It is too early for Jensen's new findings to be taken apart and carefully studied by specialists, as they surely will be in time. But anyone who watches basketball will require a lot of convincing that blacks' reactions are slower than whites'. In baseball, where the ball goes from the pitcher's hand to the catcher's mitt in less than a second, blacks have higher batting averages than those of whites.
Jensen's new approach would be more credible if he had paused to deal with evidence that undermined his old approach, which dealt with IQ statistics. Perhaps the most devastating evidence against him was a recent study of black orphans raised by white families. These youngsters had higher IQs than the national average. Their heredity was the same as other black youngsters, but their environment was obviously very different. Jensen has simply ignored that study and gone on to something else.

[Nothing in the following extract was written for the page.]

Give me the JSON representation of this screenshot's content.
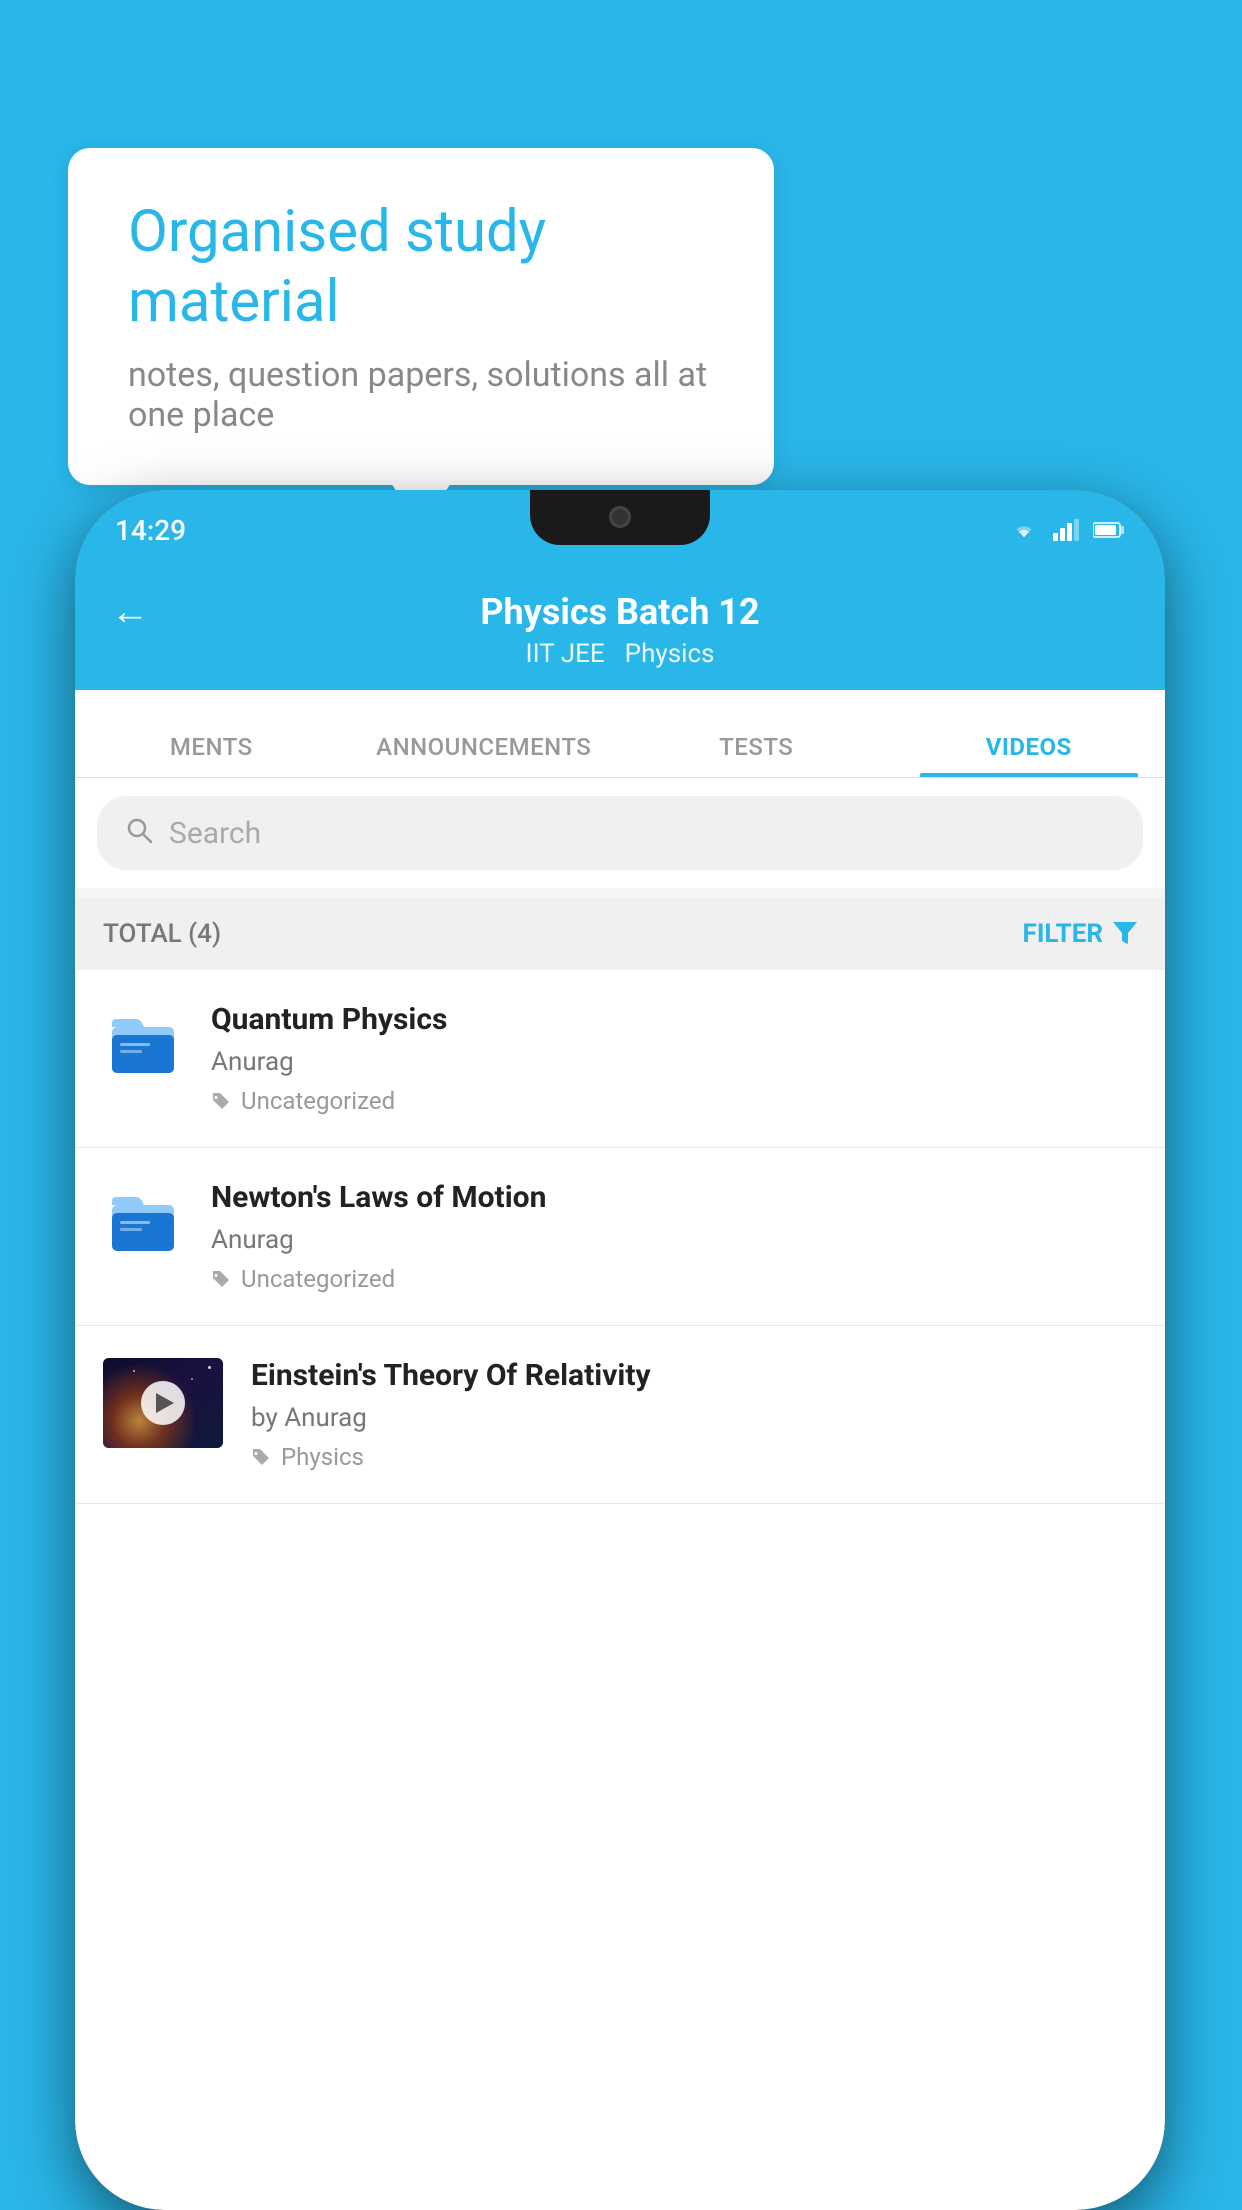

Statistics on IQs also undermine Jensen's claim. Back around World War I, Americans of Italian, Polish and Jewish ancestry had mental test scores very much like those of blacks today. However, as those groups rose economically and socially, their IQs also rose, and now equal or exceed the national average. Despite the popularity of so-called "Polish jokes," the average IQ of Polish Americans is above the national average -- though 50 years ago it was the same as blacks'. Jensen has also never confronted this evidence.
Perhaps more important than Jensen's theories, or the evidence for or against them, is the social impact of the controversy that has swirled around him for 10 years. The powerful emotions generated on all sides have prevented even Jensen's own position from being accurately reported in the media and have led others to blind, vehement attacks on mental tests themselves, much like the old practice of killing the messenger who brought bad news.

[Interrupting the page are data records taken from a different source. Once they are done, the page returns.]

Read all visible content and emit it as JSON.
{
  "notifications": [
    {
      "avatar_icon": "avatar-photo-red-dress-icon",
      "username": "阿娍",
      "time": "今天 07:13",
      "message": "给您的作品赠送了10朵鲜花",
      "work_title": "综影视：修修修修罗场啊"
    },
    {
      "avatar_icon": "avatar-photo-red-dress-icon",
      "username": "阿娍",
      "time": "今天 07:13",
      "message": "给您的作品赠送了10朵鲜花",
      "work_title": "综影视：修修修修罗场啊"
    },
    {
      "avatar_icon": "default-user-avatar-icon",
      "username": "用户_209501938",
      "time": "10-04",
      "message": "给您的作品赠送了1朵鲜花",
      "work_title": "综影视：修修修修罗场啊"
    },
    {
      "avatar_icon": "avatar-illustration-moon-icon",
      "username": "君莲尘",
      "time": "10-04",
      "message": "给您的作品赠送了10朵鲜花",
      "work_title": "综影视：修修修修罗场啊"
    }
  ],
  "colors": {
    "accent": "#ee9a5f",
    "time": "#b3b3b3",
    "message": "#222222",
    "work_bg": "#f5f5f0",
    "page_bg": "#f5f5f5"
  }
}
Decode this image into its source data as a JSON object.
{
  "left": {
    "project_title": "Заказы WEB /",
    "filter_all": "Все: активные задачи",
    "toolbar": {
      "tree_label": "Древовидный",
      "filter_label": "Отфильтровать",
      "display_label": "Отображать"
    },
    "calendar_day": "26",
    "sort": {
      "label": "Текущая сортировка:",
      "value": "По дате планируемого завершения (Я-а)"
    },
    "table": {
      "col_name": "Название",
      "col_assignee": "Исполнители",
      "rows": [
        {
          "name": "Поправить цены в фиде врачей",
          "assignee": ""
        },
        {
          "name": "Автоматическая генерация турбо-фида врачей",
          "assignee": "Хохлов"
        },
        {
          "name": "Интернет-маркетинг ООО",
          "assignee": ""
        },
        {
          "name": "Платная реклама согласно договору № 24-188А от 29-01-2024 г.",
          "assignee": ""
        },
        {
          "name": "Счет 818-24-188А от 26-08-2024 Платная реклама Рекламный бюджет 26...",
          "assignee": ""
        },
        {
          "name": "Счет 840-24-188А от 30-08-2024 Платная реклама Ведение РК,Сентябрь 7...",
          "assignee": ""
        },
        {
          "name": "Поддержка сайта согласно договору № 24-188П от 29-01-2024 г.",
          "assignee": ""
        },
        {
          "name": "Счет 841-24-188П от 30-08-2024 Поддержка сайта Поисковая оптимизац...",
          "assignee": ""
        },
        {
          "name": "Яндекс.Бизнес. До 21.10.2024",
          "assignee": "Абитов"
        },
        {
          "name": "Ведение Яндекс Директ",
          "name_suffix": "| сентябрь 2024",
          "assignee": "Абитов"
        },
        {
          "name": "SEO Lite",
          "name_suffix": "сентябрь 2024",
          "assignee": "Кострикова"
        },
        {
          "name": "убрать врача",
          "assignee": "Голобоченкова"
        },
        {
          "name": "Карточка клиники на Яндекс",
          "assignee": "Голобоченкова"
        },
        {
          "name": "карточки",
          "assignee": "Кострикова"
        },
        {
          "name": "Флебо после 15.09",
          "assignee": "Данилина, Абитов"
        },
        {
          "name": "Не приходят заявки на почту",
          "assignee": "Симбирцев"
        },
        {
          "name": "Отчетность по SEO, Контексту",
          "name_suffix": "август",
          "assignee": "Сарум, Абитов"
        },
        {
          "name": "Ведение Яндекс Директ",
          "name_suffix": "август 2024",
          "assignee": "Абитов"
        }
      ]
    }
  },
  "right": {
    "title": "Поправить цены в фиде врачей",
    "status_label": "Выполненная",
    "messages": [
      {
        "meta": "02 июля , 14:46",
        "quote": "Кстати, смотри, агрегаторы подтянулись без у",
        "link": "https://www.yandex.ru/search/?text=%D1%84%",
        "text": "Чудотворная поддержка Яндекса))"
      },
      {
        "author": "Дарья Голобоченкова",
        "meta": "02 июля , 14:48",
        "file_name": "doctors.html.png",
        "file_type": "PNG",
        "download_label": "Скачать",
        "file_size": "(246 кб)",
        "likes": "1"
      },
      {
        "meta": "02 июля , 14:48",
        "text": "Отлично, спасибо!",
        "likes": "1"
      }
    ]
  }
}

Jensen himself did not use his original study of 10 years ago to argue that black youngsters could not learn in school. On the contrary, he concluded that they could be taught the same material much more effectively by using different teaching methods. This point almost never came out in the sensationalized press accounts of the controversy.
The great tragedy is that the outrage aroused by Jensen's theories has led to the banning of IQ tests in New York and other cities and to paranoid attacks on all kinds of tests or other intellectual standards for jobs, college admissions or admission to the practice of law. But the problem is not that the tests were unfair. The problem is that life is unfair, and the tests are measuring the consequences.

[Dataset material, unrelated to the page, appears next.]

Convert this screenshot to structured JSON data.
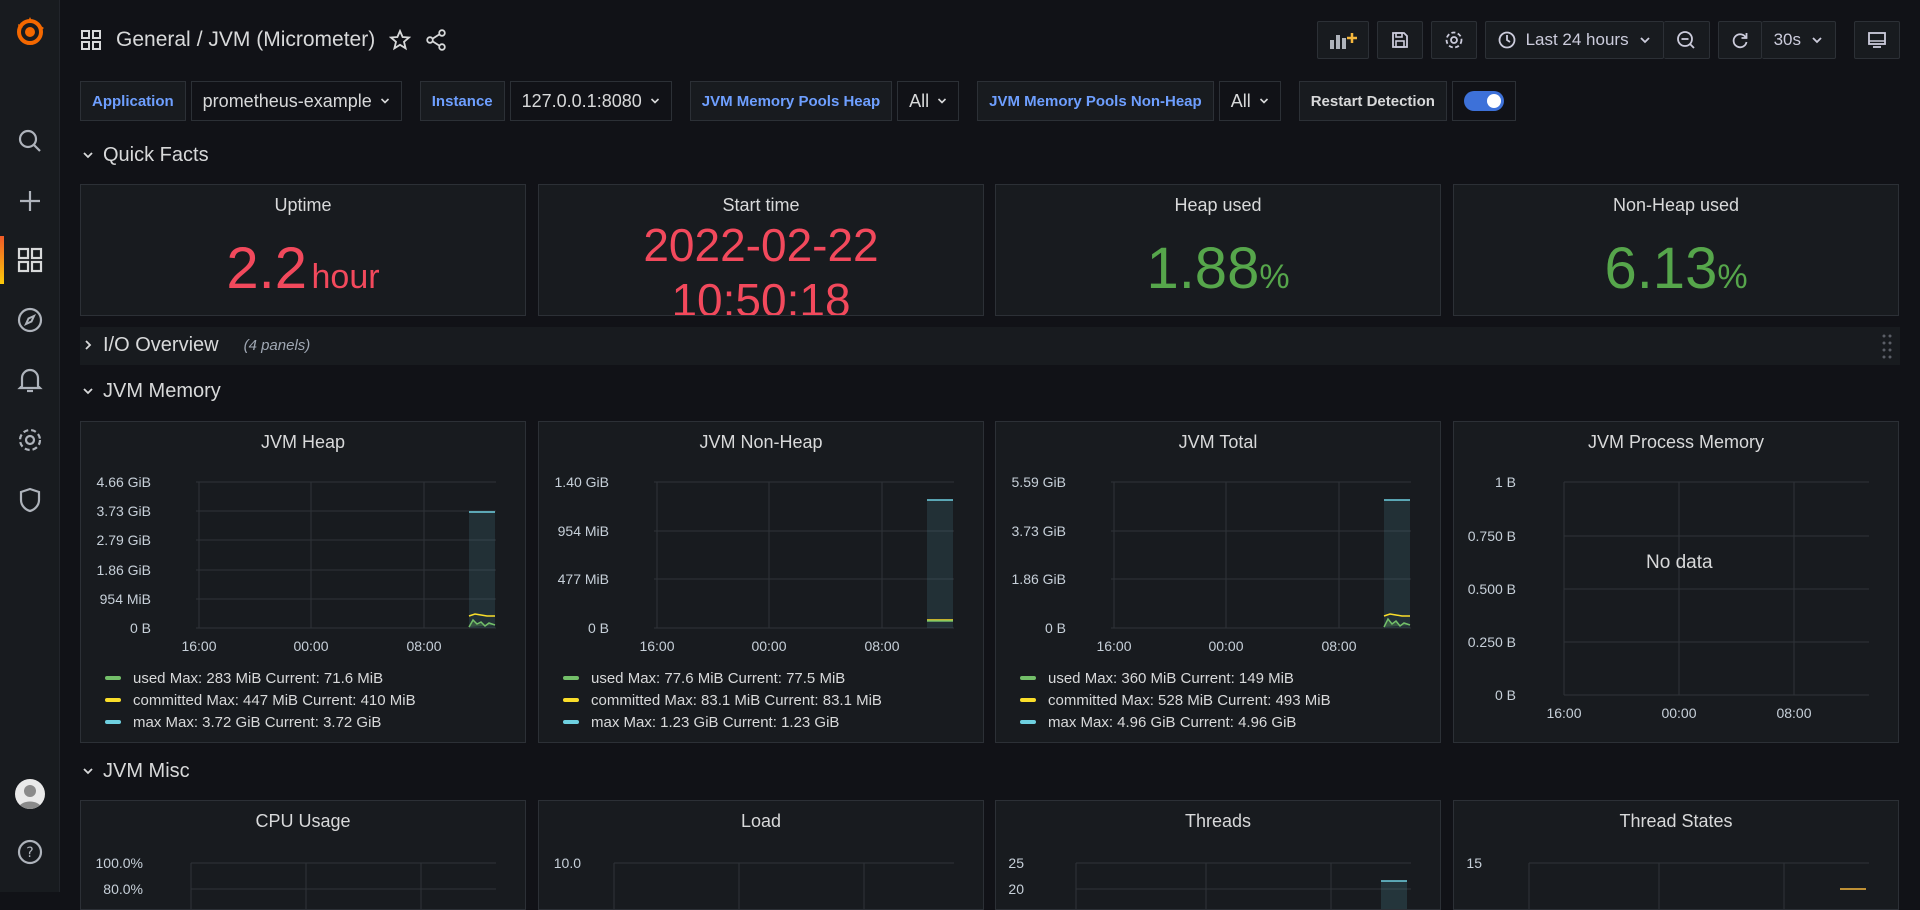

As a child moving from an all-black school in the South to an all-black school in Harlem, I suddenly found myself changed from the top student in my class to the bottom student. The problem was not that the tests were biased. The problem was that my previous education was grossly inadequate. Throwing out the tests would have done no more good than breaking a thermometer when it showed that I had a fever. It was not "fair" that I suddenly found myself trailing all my classmates. But it would have been even more unfair -- and permanetly crippling -- to have kept me unaware of how much work I had to make up.
To take away testing in the school system would hurt black youngsters worse than it would hurt whites. Educated middle-class parents can tell whether the schools are doing a good job or not, and they carry enough political weight to keep the schools from competely neglecting their children's education. Fewer black parents have had the benefit of the kind of education or the kind of political clout that would enable them to keep the schools from shortchanging their children. Test scores at least provide some evidence of what is going on, and even the smallest help in monitoring the school's performance should not be thrown away.
Test scores have been almost superstitiously worshipped for too long. The answer, however, is not an equally irrational refusal to get whatever small help they can provide. IQ tests have their limitations, like everything human. But, used with this in mind, they can be another tool to cope with problems and opportunities.
As for the broader issue of race as an explanation of economic and other success, the complexities go well beyond any of the simple answers in any part of the spectrum. Black West Indians in the United States have incomes very similar to other Americans -- and a higher proportion of African ancestry than American blacks. Second-generation West Indians in the United States have higher incomes than Anglo-Saxons. Obviously, there is much more involved than either race or racism.